And being her only daughter, I suppose it was kind of natural for me to (eventually) try it.
But, I am an inconstant practitioner and it has been years since I have seriously practiced.

Thread Two
You know in Dante Aligheri's when the protagonist realizes he is deep behind enemy lines, lost in his mid-life and not sure where to go or what to do?

Midway on our life's journey, I found myself
In dark woods, the right road lost. To tell
About those woods is hard —so tangled and rough

And savage that thinking of it now, I feel
The old fear stirring: death is hardly more bitter.

— Robert Pinsky, The Inferno of Dante, Canto I

It's not a pretty place, and I've spent a lot of time there these past few months.

I've always been pretty facile with words, but, as I mentioned, not so good with discipline or commitment. So, although I think I've wanted to be a writer since I was about 10, and indeed have written poetry and a good start on a novel and lots of email, postcards, and letters, and even been published in a couple of places, I can't seem to stick to it. Again.

I've tried various writing books and programs, but they don't quite do it for me. Although The Artist's Way by Julia Cameron is clearly a success and has helped many many of my friends, it smacks a bit of the old AA rhetoric for me.

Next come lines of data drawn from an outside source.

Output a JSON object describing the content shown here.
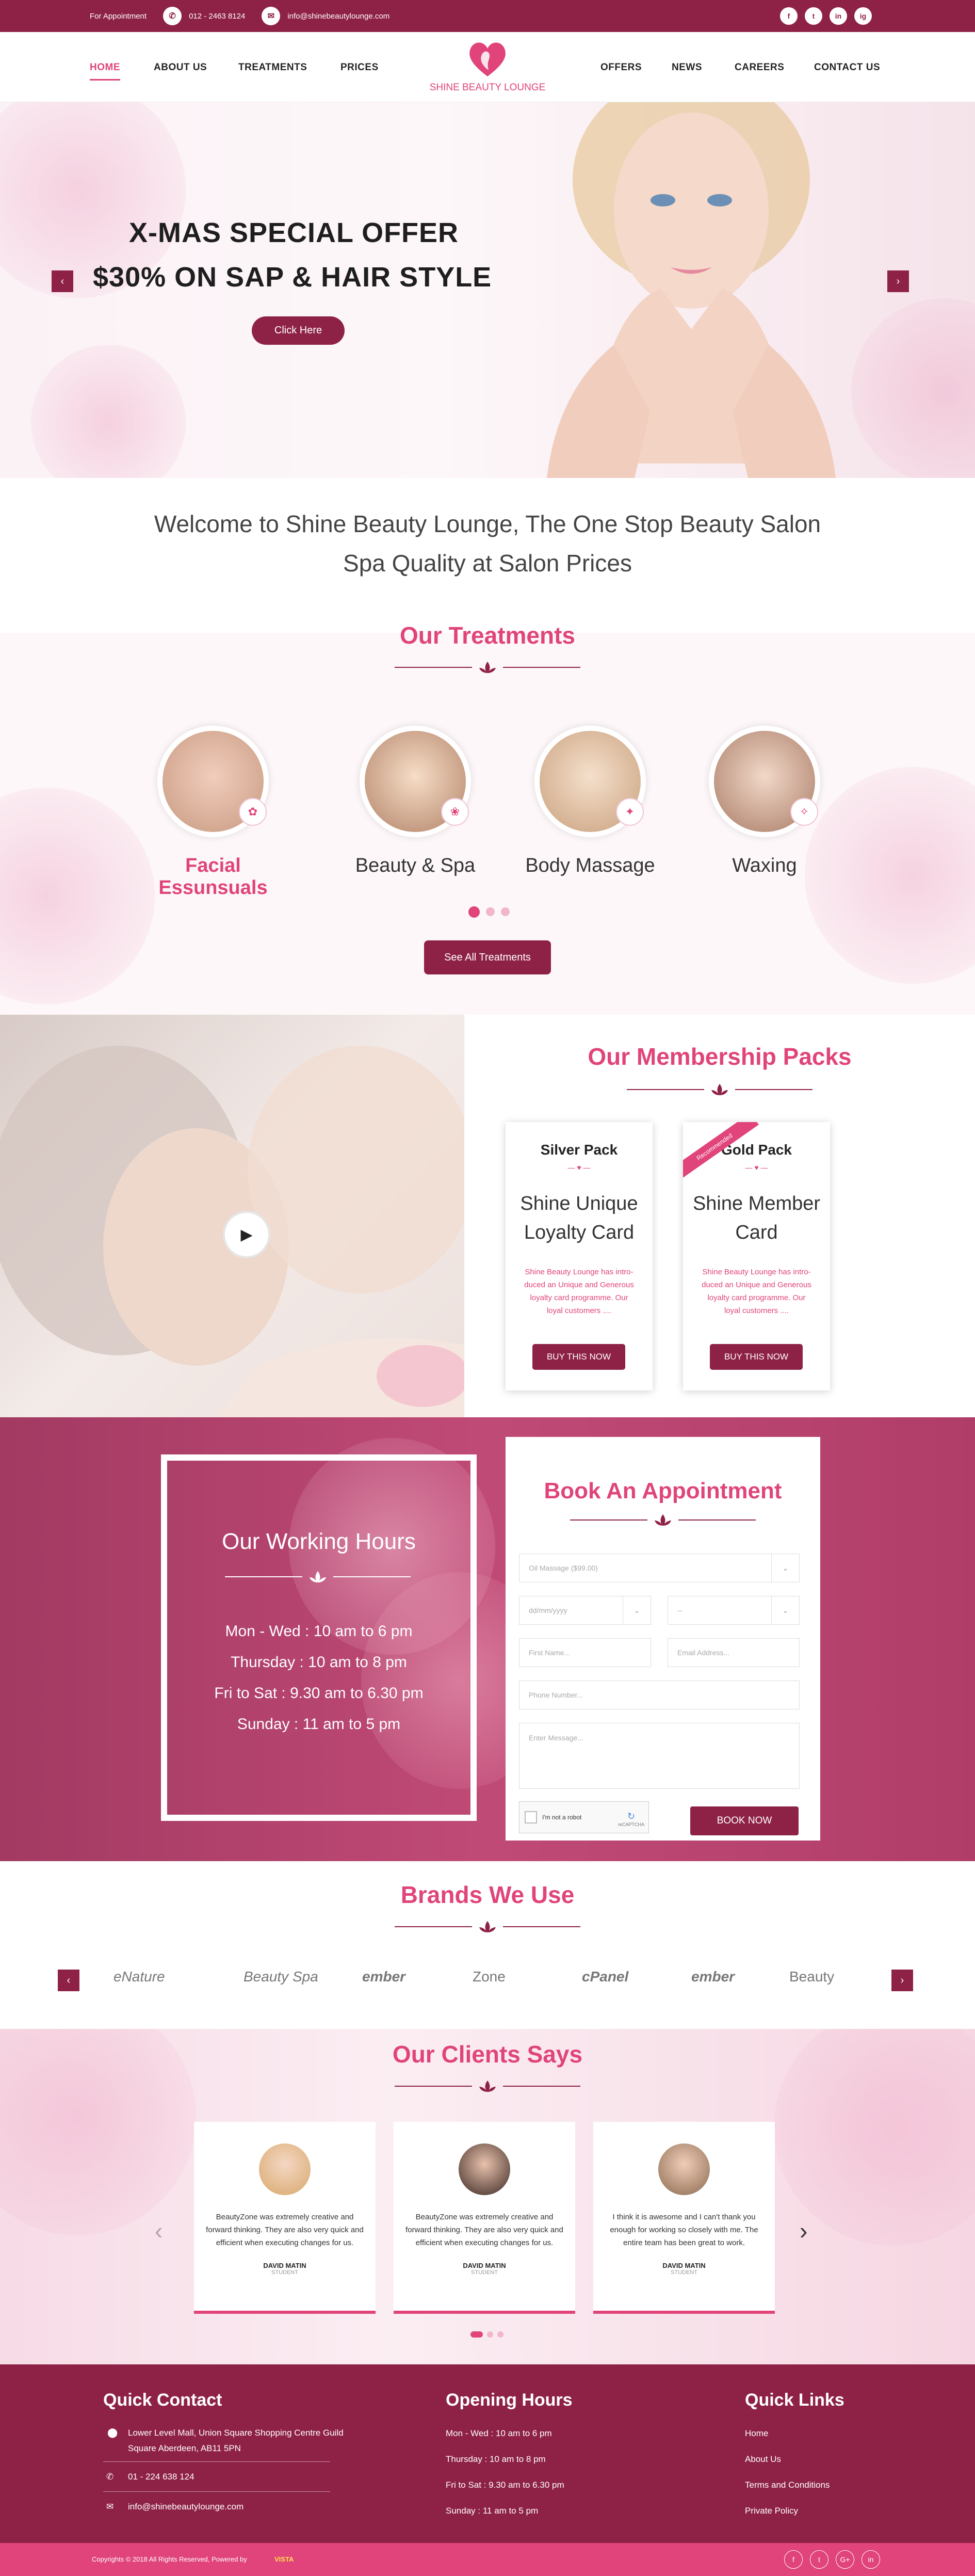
{
  "topbar": {
    "appointment_label": "For Appointment",
    "phone": "012 - 2463 8124",
    "email": "info@shinebeautylounge.com",
    "social": [
      "f",
      "t",
      "in",
      "ig"
    ]
  },
  "nav": {
    "left": [
      "HOME",
      "ABOUT US",
      "TREATMENTS",
      "PRICES"
    ],
    "right": [
      "OFFERS",
      "NEWS",
      "CAREERS",
      "CONTACT US"
    ],
    "logo_text": "SHINE BEAUTY LOUNGE"
  },
  "hero": {
    "line1": "X-MAS SPECIAL OFFER",
    "line2": "$30% ON SAP & HAIR STYLE",
    "cta": "Click Here",
    "prev": "‹",
    "next": "›"
  },
  "welcome": {
    "line1": "Welcome to Shine Beauty Lounge, The One Stop Beauty Salon",
    "line2": "Spa Quality at Salon Prices"
  },
  "treatments": {
    "title": "Our Treatments",
    "items": [
      "Facial Essunsuals",
      "Beauty & Spa",
      "Body Massage",
      "Waxing"
    ],
    "button": "See All Treatments"
  },
  "membership": {
    "title": "Our Membership Packs",
    "packs": [
      {
        "name": "Silver Pack",
        "sub": "Shine Unique Loyalty Card",
        "desc": "Shine Beauty Lounge has intro-duced an Unique and Generous loyalty card programme. Our loyal customers ....",
        "button": "BUY THIS NOW"
      },
      {
        "name": "Gold Pack",
        "sub": "Shine Member Card",
        "desc": "Shine Beauty Lounge has intro-duced an Unique and Generous loyalty card programme. Our loyal customers ....",
        "button": "BUY THIS NOW",
        "ribbon": "Recommended"
      }
    ]
  },
  "hours": {
    "title": "Our Working Hours",
    "rows": [
      "Mon - Wed : 10 am to 6 pm",
      "Thursday : 10 am  to 8 pm",
      "Fri to Sat : 9.30 am  to 6.30 pm",
      "Sunday : 11 am to 5 pm"
    ]
  },
  "appointment": {
    "title": "Book An Appointment",
    "service": "Oil Massage ($99.00)",
    "date": "dd/mm/yyyy",
    "time": "--",
    "first_name": "First Name...",
    "email": "Email Address...",
    "phone": "Phone Number...",
    "message": "Enter Message...",
    "captcha": "I'm not a robot",
    "captcha_brand": "reCAPTCHA",
    "button": "BOOK NOW"
  },
  "brands": {
    "title": "Brands We Use",
    "items": [
      "eNature",
      "Beauty Spa",
      "ember",
      "Zone",
      "cPanel",
      "ember",
      "Beauty"
    ]
  },
  "clients": {
    "title": "Our Clients Says",
    "cards": [
      {
        "quote": "BeautyZone was extremely creative and forward thinking. They are also very quick and efficient when executing changes for us.",
        "name": "DAVID MATIN",
        "role": "STUDENT"
      },
      {
        "quote": "BeautyZone was extremely creative and forward thinking. They are also very quick and efficient when executing changes for us.",
        "name": "DAVID MATIN",
        "role": "STUDENT"
      },
      {
        "quote": "I think it is awesome and I can't thank you enough for working so closely with me. The entire team has been great to work.",
        "name": "DAVID MATIN",
        "role": "STUDENT"
      }
    ],
    "prev": "‹",
    "next": "›"
  },
  "footer": {
    "contact_title": "Quick Contact",
    "address": "Lower Level Mall, Union Square Shopping Centre Guild Square Aberdeen, AB11 5PN",
    "phone": "01 - 224 638 124",
    "email": "info@shinebeautylounge.com",
    "hours_title": "Opening Hours",
    "hours": [
      "Mon - Wed : 10 am to 6 pm",
      "Thursday : 10 am  to 8 pm",
      "Fri to Sat : 9.30 am  to 6.30 pm",
      "Sunday : 11 am to 5 pm"
    ],
    "links_title": "Quick Links",
    "links": [
      "Home",
      "About Us",
      "Terms and Conditions",
      "Private Policy"
    ],
    "copyright": "Copyrights © 2018 All Rights Reserved, Powered by",
    "powered_by": "VISTA",
    "social": [
      "f",
      "t",
      "G+",
      "in"
    ]
  },
  "colors": {
    "maroon": "#8e2246",
    "pink": "#e0447a"
  }
}
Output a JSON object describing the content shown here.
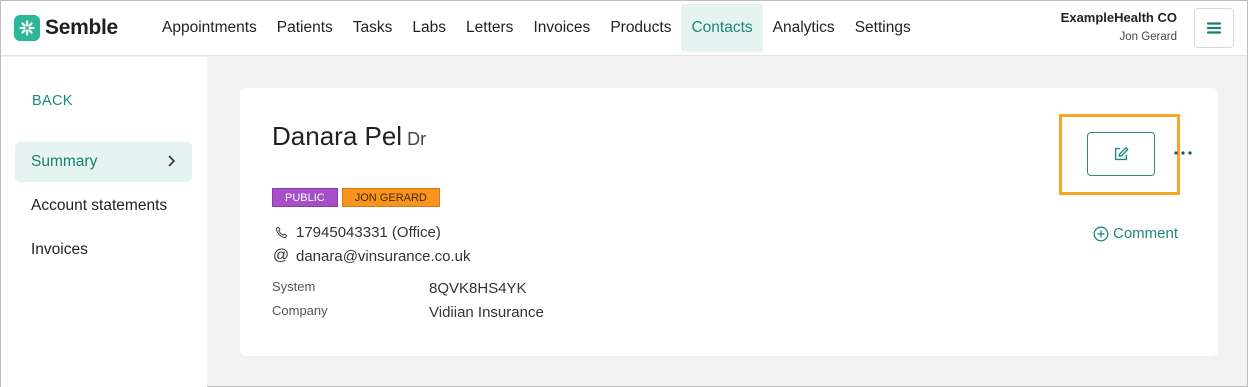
{
  "header": {
    "logo_text": "Semble",
    "nav": [
      "Appointments",
      "Patients",
      "Tasks",
      "Labs",
      "Letters",
      "Invoices",
      "Products",
      "Contacts",
      "Analytics",
      "Settings"
    ],
    "active_nav": "Contacts",
    "org_name": "ExampleHealth CO",
    "user_name": "Jon Gerard"
  },
  "sidebar": {
    "back_label": "BACK",
    "items": [
      {
        "label": "Summary",
        "active": true
      },
      {
        "label": "Account statements",
        "active": false
      },
      {
        "label": "Invoices",
        "active": false
      }
    ]
  },
  "contact": {
    "name": "Danara Pel",
    "title": "Dr",
    "tags": [
      "PUBLIC",
      "JON GERARD"
    ],
    "phone": "17945043331 (Office)",
    "email": "danara@vinsurance.co.uk",
    "fields": [
      {
        "label": "System",
        "value": "8QVK8HS4YK"
      },
      {
        "label": "Company",
        "value": "Vidiian Insurance"
      }
    ],
    "comment_label": "Comment"
  },
  "colors": {
    "accent": "#1a8a77",
    "brand": "#2bb59a",
    "tag_public": "#a64fc6",
    "tag_owner": "#f7931e",
    "highlight": "#f5a623"
  }
}
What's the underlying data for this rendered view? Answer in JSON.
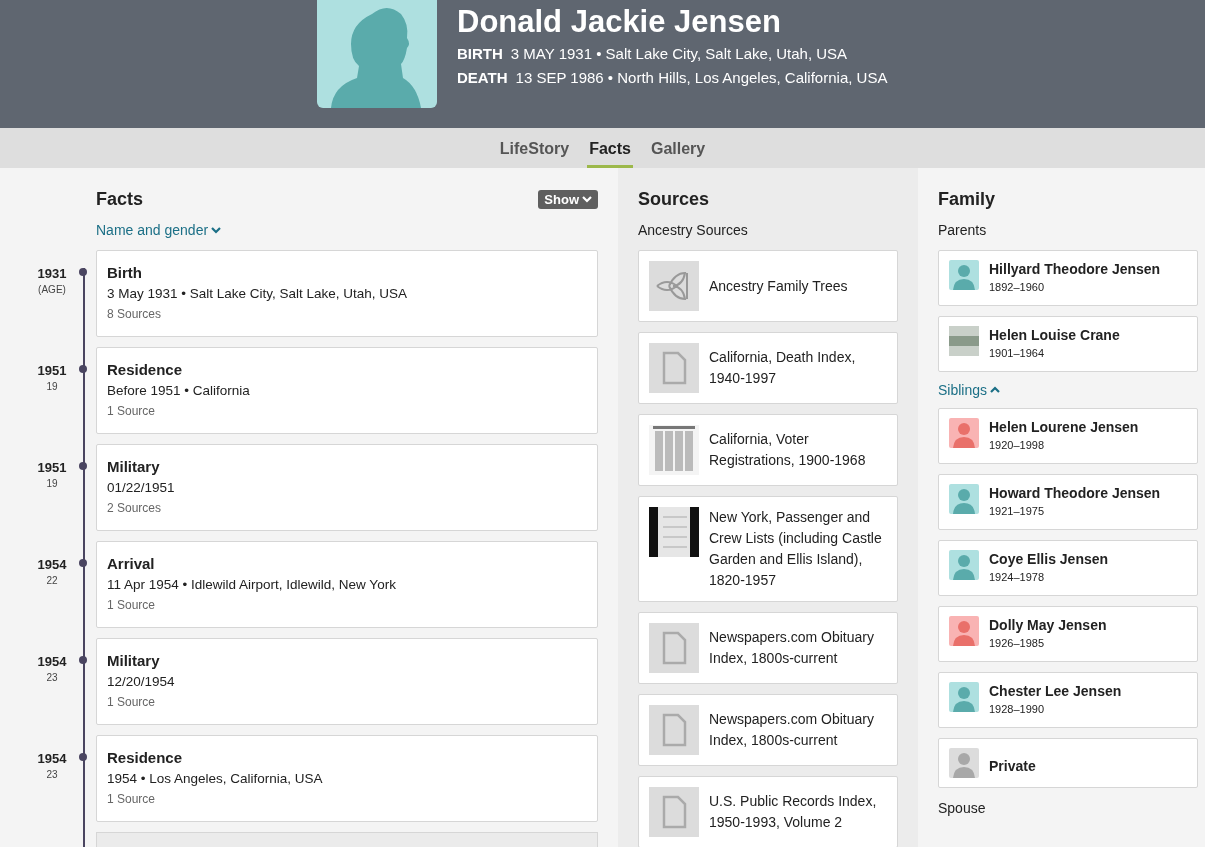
{
  "profile": {
    "name": "Donald Jackie Jensen",
    "events": [
      {
        "label": "BIRTH",
        "value": "3 MAY 1931 • Salt Lake City, Salt Lake, Utah, USA"
      },
      {
        "label": "DEATH",
        "value": "13 SEP 1986 • North Hills, Los Angeles, California, USA"
      }
    ]
  },
  "tabs": [
    {
      "label": "LifeStory",
      "selected": false
    },
    {
      "label": "Facts",
      "selected": true
    },
    {
      "label": "Gallery",
      "selected": false
    }
  ],
  "facts": {
    "title": "Facts",
    "show_button": "Show",
    "filter_link": "Name and gender",
    "items": [
      {
        "year": "1931",
        "age": "(AGE)",
        "title": "Birth",
        "detail": "3 May 1931 • Salt Lake City, Salt Lake, Utah, USA",
        "sources": "8 Sources"
      },
      {
        "year": "1951",
        "age": "19",
        "title": "Residence",
        "detail": "Before 1951 • California",
        "sources": "1 Source"
      },
      {
        "year": "1951",
        "age": "19",
        "title": "Military",
        "detail": "01/22/1951",
        "sources": "2 Sources"
      },
      {
        "year": "1954",
        "age": "22",
        "title": "Arrival",
        "detail": "11 Apr 1954 • Idlewild Airport, Idlewild, New York",
        "sources": "1 Source"
      },
      {
        "year": "1954",
        "age": "23",
        "title": "Military",
        "detail": "12/20/1954",
        "sources": "1 Source"
      },
      {
        "year": "1954",
        "age": "23",
        "title": "Residence",
        "detail": "1954 • Los Angeles, California, USA",
        "sources": "1 Source"
      }
    ]
  },
  "sources": {
    "title": "Sources",
    "subtitle": "Ancestry Sources",
    "items": [
      {
        "kind": "tree",
        "title": "Ancestry Family Trees"
      },
      {
        "kind": "document",
        "title": "California, Death Index, 1940-1997"
      },
      {
        "kind": "scan",
        "title": "California, Voter Registrations, 1900-1968"
      },
      {
        "kind": "film",
        "title": "New York, Passenger and Crew Lists (including Castle Garden and Ellis Island), 1820-1957"
      },
      {
        "kind": "document",
        "title": "Newspapers.com Obituary Index, 1800s-current"
      },
      {
        "kind": "document",
        "title": "Newspapers.com Obituary Index, 1800s-current"
      },
      {
        "kind": "document",
        "title": "U.S. Public Records Index, 1950-1993, Volume 2"
      }
    ]
  },
  "family": {
    "title": "Family",
    "parents_label": "Parents",
    "parents": [
      {
        "kind": "male",
        "name": "Hillyard Theodore Jensen",
        "years": "1892–1960"
      },
      {
        "kind": "photo",
        "name": "Helen Louise Crane",
        "years": "1901–1964"
      }
    ],
    "siblings_label": "Siblings",
    "siblings_expanded": true,
    "siblings": [
      {
        "kind": "female",
        "name": "Helen Lourene Jensen",
        "years": "1920–1998"
      },
      {
        "kind": "male",
        "name": "Howard Theodore Jensen",
        "years": "1921–1975"
      },
      {
        "kind": "male",
        "name": "Coye Ellis Jensen",
        "years": "1924–1978"
      },
      {
        "kind": "female",
        "name": "Dolly May Jensen",
        "years": "1926–1985"
      },
      {
        "kind": "male",
        "name": "Chester Lee Jensen",
        "years": "1928–1990"
      },
      {
        "kind": "private",
        "name": "Private"
      }
    ],
    "spouse_label": "Spouse"
  }
}
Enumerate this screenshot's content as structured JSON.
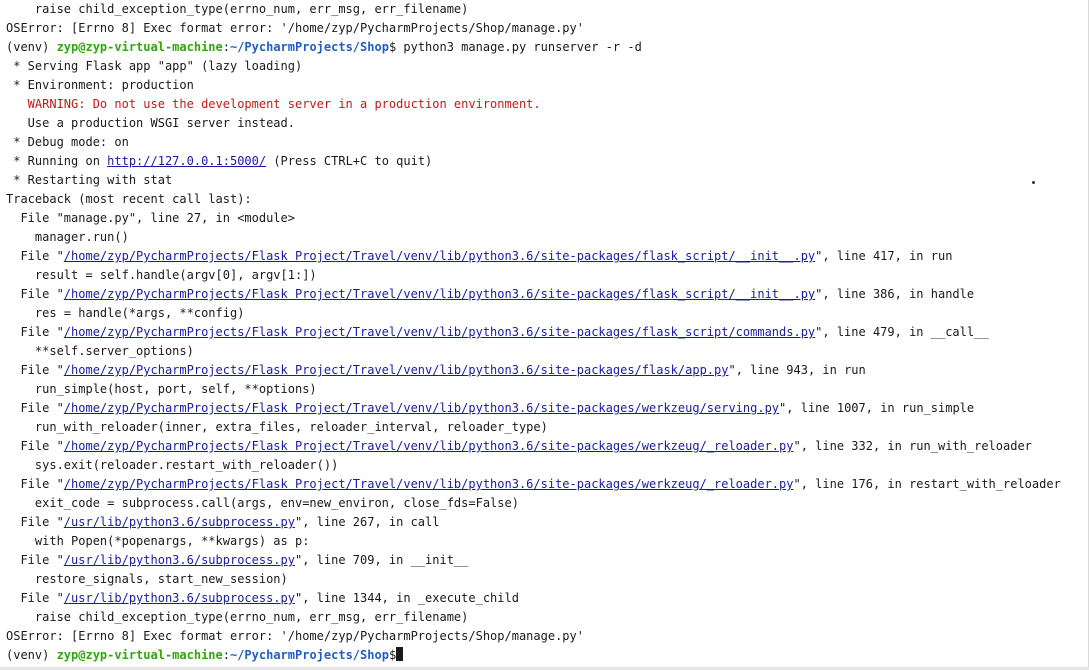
{
  "terminal": {
    "lines": [
      [
        {
          "t": "    raise child_exception_type(errno_num, err_msg, err_filename)"
        }
      ],
      [
        {
          "t": "OSError: [Errno 8] Exec format error: '/home/zyp/PycharmProjects/Shop/manage.py'"
        }
      ],
      [
        {
          "t": "(venv) "
        },
        {
          "t": "zyp@zyp-virtual-machine",
          "s": "user"
        },
        {
          "t": ":"
        },
        {
          "t": "~/PycharmProjects/Shop",
          "s": "path"
        },
        {
          "t": "$ python3 manage.py runserver -r -d"
        }
      ],
      [
        {
          "t": " * Serving Flask app \"app\" (lazy loading)"
        }
      ],
      [
        {
          "t": " * Environment: production"
        }
      ],
      [
        {
          "t": "   WARNING: Do not use the development server in a production environment.",
          "s": "warn"
        }
      ],
      [
        {
          "t": "   Use a production WSGI server instead."
        }
      ],
      [
        {
          "t": " * Debug mode: on"
        }
      ],
      [
        {
          "t": " * Running on "
        },
        {
          "t": "http://127.0.0.1:5000/",
          "s": "link"
        },
        {
          "t": " (Press CTRL+C to quit)"
        }
      ],
      [
        {
          "t": " * Restarting with stat"
        }
      ],
      [
        {
          "t": "Traceback (most recent call last):"
        }
      ],
      [
        {
          "t": "  File \"manage.py\", line 27, in <module>"
        }
      ],
      [
        {
          "t": "    manager.run()"
        }
      ],
      [
        {
          "t": "  File \""
        },
        {
          "t": "/home/zyp/PycharmProjects/Flask Project/Travel/venv/lib/python3.6/site-packages/flask_script/__init__.py",
          "s": "link"
        },
        {
          "t": "\", line 417, in run"
        }
      ],
      [
        {
          "t": "    result = self.handle(argv[0], argv[1:])"
        }
      ],
      [
        {
          "t": "  File \""
        },
        {
          "t": "/home/zyp/PycharmProjects/Flask Project/Travel/venv/lib/python3.6/site-packages/flask_script/__init__.py",
          "s": "link"
        },
        {
          "t": "\", line 386, in handle"
        }
      ],
      [
        {
          "t": "    res = handle(*args, **config)"
        }
      ],
      [
        {
          "t": "  File \""
        },
        {
          "t": "/home/zyp/PycharmProjects/Flask Project/Travel/venv/lib/python3.6/site-packages/flask_script/commands.py",
          "s": "link"
        },
        {
          "t": "\", line 479, in __call__"
        }
      ],
      [
        {
          "t": "    **self.server_options)"
        }
      ],
      [
        {
          "t": "  File \""
        },
        {
          "t": "/home/zyp/PycharmProjects/Flask Project/Travel/venv/lib/python3.6/site-packages/flask/app.py",
          "s": "link"
        },
        {
          "t": "\", line 943, in run"
        }
      ],
      [
        {
          "t": "    run_simple(host, port, self, **options)"
        }
      ],
      [
        {
          "t": "  File \""
        },
        {
          "t": "/home/zyp/PycharmProjects/Flask Project/Travel/venv/lib/python3.6/site-packages/werkzeug/serving.py",
          "s": "link"
        },
        {
          "t": "\", line 1007, in run_simple"
        }
      ],
      [
        {
          "t": "    run_with_reloader(inner, extra_files, reloader_interval, reloader_type)"
        }
      ],
      [
        {
          "t": "  File \""
        },
        {
          "t": "/home/zyp/PycharmProjects/Flask Project/Travel/venv/lib/python3.6/site-packages/werkzeug/_reloader.py",
          "s": "link"
        },
        {
          "t": "\", line 332, in run_with_reloader"
        }
      ],
      [
        {
          "t": "    sys.exit(reloader.restart_with_reloader())"
        }
      ],
      [
        {
          "t": "  File \""
        },
        {
          "t": "/home/zyp/PycharmProjects/Flask Project/Travel/venv/lib/python3.6/site-packages/werkzeug/_reloader.py",
          "s": "link"
        },
        {
          "t": "\", line 176, in restart_with_reloader"
        }
      ],
      [
        {
          "t": "    exit_code = subprocess.call(args, env=new_environ, close_fds=False)"
        }
      ],
      [
        {
          "t": "  File \""
        },
        {
          "t": "/usr/lib/python3.6/subprocess.py",
          "s": "link"
        },
        {
          "t": "\", line 267, in call"
        }
      ],
      [
        {
          "t": "    with Popen(*popenargs, **kwargs) as p:"
        }
      ],
      [
        {
          "t": "  File \""
        },
        {
          "t": "/usr/lib/python3.6/subprocess.py",
          "s": "link"
        },
        {
          "t": "\", line 709, in __init__"
        }
      ],
      [
        {
          "t": "    restore_signals, start_new_session)"
        }
      ],
      [
        {
          "t": "  File \""
        },
        {
          "t": "/usr/lib/python3.6/subprocess.py",
          "s": "link"
        },
        {
          "t": "\", line 1344, in _execute_child"
        }
      ],
      [
        {
          "t": "    raise child_exception_type(errno_num, err_msg, err_filename)"
        }
      ],
      [
        {
          "t": "OSError: [Errno 8] Exec format error: '/home/zyp/PycharmProjects/Shop/manage.py'"
        }
      ],
      [
        {
          "t": "(venv) "
        },
        {
          "t": "zyp@zyp-virtual-machine",
          "s": "user"
        },
        {
          "t": ":"
        },
        {
          "t": "~/PycharmProjects/Shop",
          "s": "path"
        },
        {
          "t": "$"
        },
        {
          "t": "",
          "s": "cursor"
        }
      ]
    ]
  },
  "colors": {
    "background": "#ffffff",
    "text": "#1a1a1a",
    "prompt_user": "#2ea80b",
    "prompt_path": "#1f5fbf",
    "warning": "#c61717",
    "link": "#1a1aa6"
  }
}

Where the threads came together
My mother, the aforementioned yogini, and I were invited to be guests at Kira and Eric Ryder's Ojai Yoga Crib this year. Both of us had some trepidation. She's 83.75 with macular degeneration and some arthritis. I hadn't been to a yoga class or done a serious practice in five years. But, as she is 83, we figured we might not have this opportunity forever, so we should go for it.

One of the neat features of "the Crib" is that the program is tailored for the individual, so we asked for easy classes. Kira asked if we would be up for some "spiritual practice and philosophy." Janet (Maman) is always up for that, and I certainly needed something.

So, on a Saturday morning we sat listening to Ravi Ravindra talking about Patanjali's Sutras. As I listened, I reflected that much of the discipline of yoga was great advice for writing. I'm not sure exactly what really triggered and motivated me but it might have been one of these:

Practice itself cleanses our motivation.

I know where I am going by going.

So, in the immortal words of Jackie Gleason...

"And away we go!"


  1. Wanted to find a nice quote to say this but simply put, I am glad you are walking the path.

  2. Your mother has a warm place in my heart. She always put up with me and let me push the cats off the chairs. I like your blog!

  3. You began your blog the weekend that I got my teenage Kiwi girl. Between just completely readjusting my life and patterns, having a teenage girl to entertain, and "share" the computer with I hadn't had a chance to sit down and read this yet. Finally we got her, her own lap top, got her in school and celebrated the holidays, so finally back to some normalcy in my life. Just wanted to say thanks for sharing this with me. I am already inspired.